[Excerpts from an interface dataset]
● ● ●

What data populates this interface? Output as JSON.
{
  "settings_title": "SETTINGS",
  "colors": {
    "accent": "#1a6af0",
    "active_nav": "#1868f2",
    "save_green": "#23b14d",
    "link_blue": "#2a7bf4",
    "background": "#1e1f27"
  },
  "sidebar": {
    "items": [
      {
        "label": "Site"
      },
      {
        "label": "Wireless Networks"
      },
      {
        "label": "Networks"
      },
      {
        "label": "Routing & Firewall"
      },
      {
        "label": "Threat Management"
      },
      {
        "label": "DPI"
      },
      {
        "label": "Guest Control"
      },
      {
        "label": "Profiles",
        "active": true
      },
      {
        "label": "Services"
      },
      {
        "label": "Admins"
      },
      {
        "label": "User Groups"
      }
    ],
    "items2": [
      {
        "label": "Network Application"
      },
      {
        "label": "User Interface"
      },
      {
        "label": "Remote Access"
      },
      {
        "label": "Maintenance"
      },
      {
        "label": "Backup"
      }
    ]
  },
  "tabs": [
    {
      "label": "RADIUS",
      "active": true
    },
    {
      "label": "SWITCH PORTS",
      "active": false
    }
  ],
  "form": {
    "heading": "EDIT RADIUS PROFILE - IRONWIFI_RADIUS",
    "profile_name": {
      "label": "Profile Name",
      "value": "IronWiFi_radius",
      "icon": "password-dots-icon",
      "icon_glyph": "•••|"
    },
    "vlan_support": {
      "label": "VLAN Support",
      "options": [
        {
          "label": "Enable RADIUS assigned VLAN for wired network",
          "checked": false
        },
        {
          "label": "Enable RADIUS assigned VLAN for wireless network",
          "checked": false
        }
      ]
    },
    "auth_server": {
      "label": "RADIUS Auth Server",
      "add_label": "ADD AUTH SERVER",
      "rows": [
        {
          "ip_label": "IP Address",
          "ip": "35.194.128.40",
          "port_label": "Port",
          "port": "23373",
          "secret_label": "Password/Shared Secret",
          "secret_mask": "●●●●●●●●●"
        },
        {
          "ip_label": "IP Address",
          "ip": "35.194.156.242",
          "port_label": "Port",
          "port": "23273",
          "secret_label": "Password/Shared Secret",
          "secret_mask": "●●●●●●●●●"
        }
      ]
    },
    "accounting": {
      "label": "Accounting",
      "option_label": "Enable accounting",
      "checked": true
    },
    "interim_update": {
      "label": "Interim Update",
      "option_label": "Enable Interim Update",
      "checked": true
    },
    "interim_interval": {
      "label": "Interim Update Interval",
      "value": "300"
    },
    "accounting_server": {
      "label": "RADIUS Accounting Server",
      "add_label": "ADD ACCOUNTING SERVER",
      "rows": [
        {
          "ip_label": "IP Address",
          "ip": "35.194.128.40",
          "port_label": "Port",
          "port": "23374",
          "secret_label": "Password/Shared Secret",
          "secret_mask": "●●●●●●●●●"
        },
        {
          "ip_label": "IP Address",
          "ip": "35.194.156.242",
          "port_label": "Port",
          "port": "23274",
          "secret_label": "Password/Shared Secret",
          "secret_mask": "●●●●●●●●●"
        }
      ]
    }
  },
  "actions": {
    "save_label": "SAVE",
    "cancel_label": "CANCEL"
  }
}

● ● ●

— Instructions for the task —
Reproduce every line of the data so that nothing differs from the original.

— Answer box —
What data populates this interface? Output as JSON.
{
  "settings_title": "SETTINGS",
  "colors": {
    "accent": "#1a6af0",
    "active_nav": "#1868f2",
    "save_green": "#23b14d",
    "link_blue": "#2a7bf4",
    "background": "#1e1f27"
  },
  "sidebar": {
    "items": [
      {
        "label": "Site"
      },
      {
        "label": "Wireless Networks"
      },
      {
        "label": "Networks"
      },
      {
        "label": "Routing & Firewall"
      },
      {
        "label": "Threat Management"
      },
      {
        "label": "DPI"
      },
      {
        "label": "Guest Control"
      },
      {
        "label": "Profiles",
        "active": true
      },
      {
        "label": "Services"
      },
      {
        "label": "Admins"
      },
      {
        "label": "User Groups"
      }
    ],
    "items2": [
      {
        "label": "Network Application"
      },
      {
        "label": "User Interface"
      },
      {
        "label": "Remote Access"
      },
      {
        "label": "Maintenance"
      },
      {
        "label": "Backup"
      }
    ]
  },
  "tabs": [
    {
      "label": "RADIUS",
      "active": true
    },
    {
      "label": "SWITCH PORTS",
      "active": false
    }
  ],
  "form": {
    "heading": "EDIT RADIUS PROFILE - IRONWIFI_RADIUS",
    "profile_name": {
      "label": "Profile Name",
      "value": "IronWiFi_radius",
      "icon": "password-dots-icon",
      "icon_glyph": "•••|"
    },
    "vlan_support": {
      "label": "VLAN Support",
      "options": [
        {
          "label": "Enable RADIUS assigned VLAN for wired network",
          "checked": false
        },
        {
          "label": "Enable RADIUS assigned VLAN for wireless network",
          "checked": false
        }
      ]
    },
    "auth_server": {
      "label": "RADIUS Auth Server",
      "add_label": "ADD AUTH SERVER",
      "rows": [
        {
          "ip_label": "IP Address",
          "ip": "35.194.128.40",
          "port_label": "Port",
          "port": "23373",
          "secret_label": "Password/Shared Secret",
          "secret_mask": "●●●●●●●●●"
        },
        {
          "ip_label": "IP Address",
          "ip": "35.194.156.242",
          "port_label": "Port",
          "port": "23273",
          "secret_label": "Password/Shared Secret",
          "secret_mask": "●●●●●●●●●"
        }
      ]
    },
    "accounting": {
      "label": "Accounting",
      "option_label": "Enable accounting",
      "checked": true
    },
    "interim_update": {
      "label": "Interim Update",
      "option_label": "Enable Interim Update",
      "checked": true
    },
    "interim_interval": {
      "label": "Interim Update Interval",
      "value": "300"
    },
    "accounting_server": {
      "label": "RADIUS Accounting Server",
      "add_label": "ADD ACCOUNTING SERVER",
      "rows": [
        {
          "ip_label": "IP Address",
          "ip": "35.194.128.40",
          "port_label": "Port",
          "port": "23374",
          "secret_label": "Password/Shared Secret",
          "secret_mask": "●●●●●●●●●"
        },
        {
          "ip_label": "IP Address",
          "ip": "35.194.156.242",
          "port_label": "Port",
          "port": "23274",
          "secret_label": "Password/Shared Secret",
          "secret_mask": "●●●●●●●●●"
        }
      ]
    }
  },
  "actions": {
    "save_label": "SAVE",
    "cancel_label": "CANCEL"
  }
}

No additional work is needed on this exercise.